This symposium invites reflections on the intercourse between national courts and international law, in light of the recent judgment of the Constitutional Court of Italy (no. 238 of 2014, of 22 October 2014). I briefly examine this judgment’s impact on international law in two respects. First, whether it can point to a new principle of international law. Second, whether it undermines international law as such.

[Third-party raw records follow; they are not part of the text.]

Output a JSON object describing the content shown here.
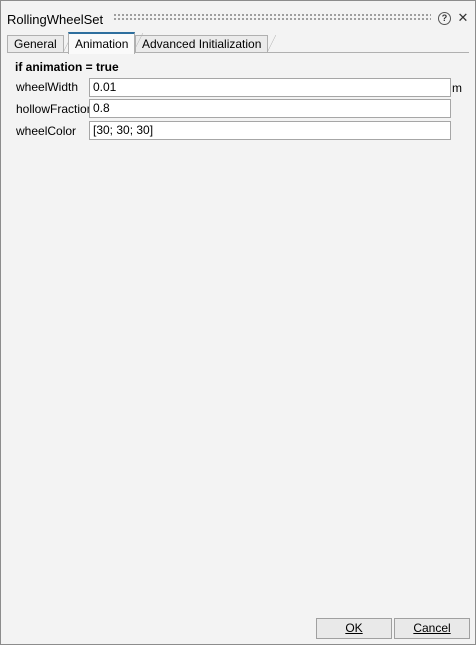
{
  "window": {
    "title": "RollingWheelSet",
    "help_icon": "?",
    "close_icon": "✕"
  },
  "tabs": [
    {
      "label": "General"
    },
    {
      "label": "Animation"
    },
    {
      "label": "Advanced Initialization"
    }
  ],
  "section": {
    "heading": "if animation = true"
  },
  "fields": [
    {
      "label": "wheelWidth",
      "value": "0.01",
      "unit": "m"
    },
    {
      "label": "hollowFraction",
      "value": "0.8"
    },
    {
      "label": "wheelColor",
      "value": "[30; 30; 30]"
    }
  ],
  "buttons": {
    "ok": "OK",
    "cancel": "Cancel"
  }
}
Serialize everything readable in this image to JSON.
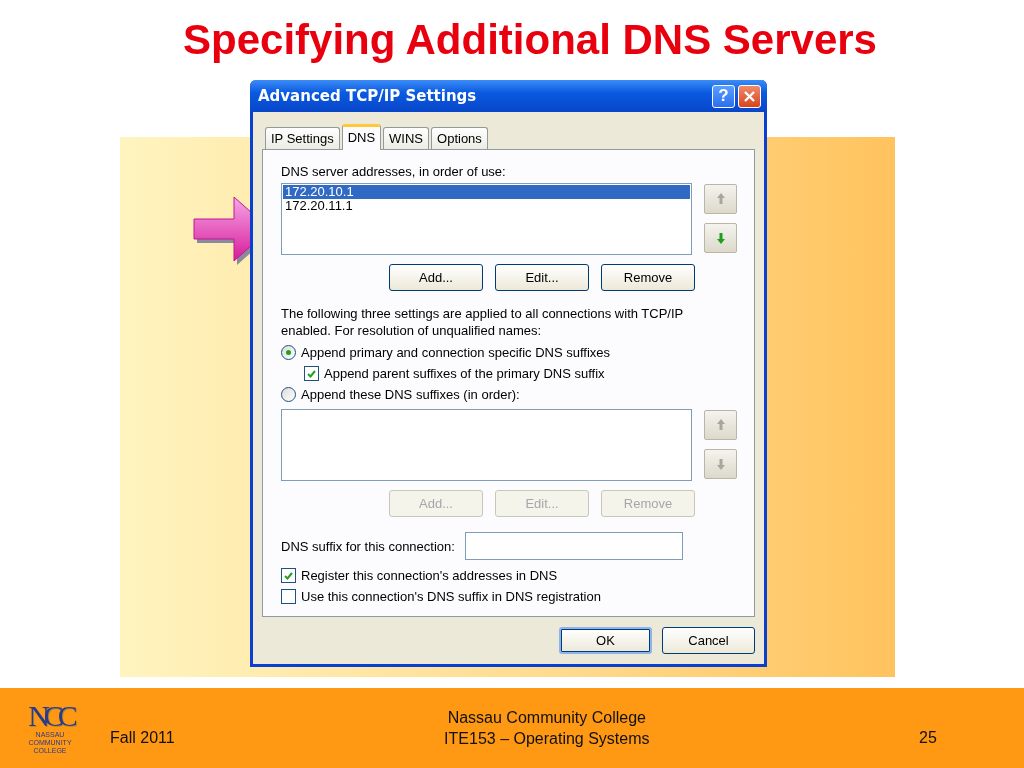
{
  "slide": {
    "title": "Specifying Additional DNS Servers"
  },
  "dialog": {
    "title": "Advanced TCP/IP Settings",
    "help_button": "?",
    "tabs": [
      {
        "label": "IP Settings",
        "selected": false
      },
      {
        "label": "DNS",
        "selected": true
      },
      {
        "label": "WINS",
        "selected": false
      },
      {
        "label": "Options",
        "selected": false
      }
    ],
    "dns_servers": {
      "label": "DNS server addresses, in order of use:",
      "items": [
        {
          "text": "172.20.10.1",
          "selected": true
        },
        {
          "text": "172.20.11.1",
          "selected": false
        }
      ],
      "move_buttons": [
        {
          "kind": "up",
          "disabled": true
        },
        {
          "kind": "down",
          "disabled": false
        }
      ],
      "buttons": [
        {
          "label": "Add...",
          "disabled": false
        },
        {
          "label": "Edit...",
          "disabled": false
        },
        {
          "label": "Remove",
          "disabled": false
        }
      ]
    },
    "description": "The following three settings are applied to all connections with TCP/IP enabled. For resolution of unqualified names:",
    "options": [
      {
        "kind": "radio",
        "label": "Append primary and connection specific DNS suffixes",
        "checked": true,
        "children": [
          {
            "kind": "checkbox",
            "label": "Append parent suffixes of the primary DNS suffix",
            "checked": true
          }
        ]
      },
      {
        "kind": "radio",
        "label": "Append these DNS suffixes (in order):",
        "checked": false
      }
    ],
    "suffixes": {
      "move_buttons": [
        {
          "kind": "up",
          "disabled": true
        },
        {
          "kind": "down",
          "disabled": true
        }
      ],
      "buttons": [
        {
          "label": "Add...",
          "disabled": true
        },
        {
          "label": "Edit...",
          "disabled": true
        },
        {
          "label": "Remove",
          "disabled": true
        }
      ]
    },
    "suffix_field": {
      "label": "DNS suffix for this connection:"
    },
    "registration": [
      {
        "label": "Register this connection's addresses in DNS",
        "checked": true
      },
      {
        "label": "Use this connection's DNS suffix in DNS registration",
        "checked": false
      }
    ],
    "footer_buttons": [
      {
        "label": "OK",
        "default": true
      },
      {
        "label": "Cancel",
        "default": false
      }
    ]
  },
  "footer": {
    "logo_mark": "NCC",
    "logo_text": "NASSAU COMMUNITY COLLEGE",
    "term": "Fall 2011",
    "lines": [
      "Nassau Community College",
      "ITE153 – Operating Systems"
    ],
    "page": "25"
  }
}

I have elsewhere summarised the main aspects of the ruling, and criticised its inward-looking approach. The Italian judges deliberately avoided engaging with international law and therefore their ruling serves, at most, as cheap-talk for the purpose of further negotiation with Germany, all tbd. From a substantive point of view, the reasoning of the Constitutional Court is not outlandish, I have reckoned. Indeed, the Italian court took pains to break immunity down to its essential elements, and questioned the putative priority of serene international relations over access to justice. The Italian court gave up the jus cogens argument, which was appealing instinctively but technically far from compelling. The proportionality analysis, instead, is a value judgment that can be criticised only on the merits. The shift managed to realign the values at stake. Rather than comparing the gravity of the crimes with the function of immunities, the Italian Constitutional Court compared the procedural effect of immunity with the procedural right of the victims. This linear interplay lends itself better to judicial review and to proportionality à la Alexy (and the gravity of war crimes enters from the back-door, indicating the disproportionately modest value of the value pursued in casu) ...Zum vollständigen Artikel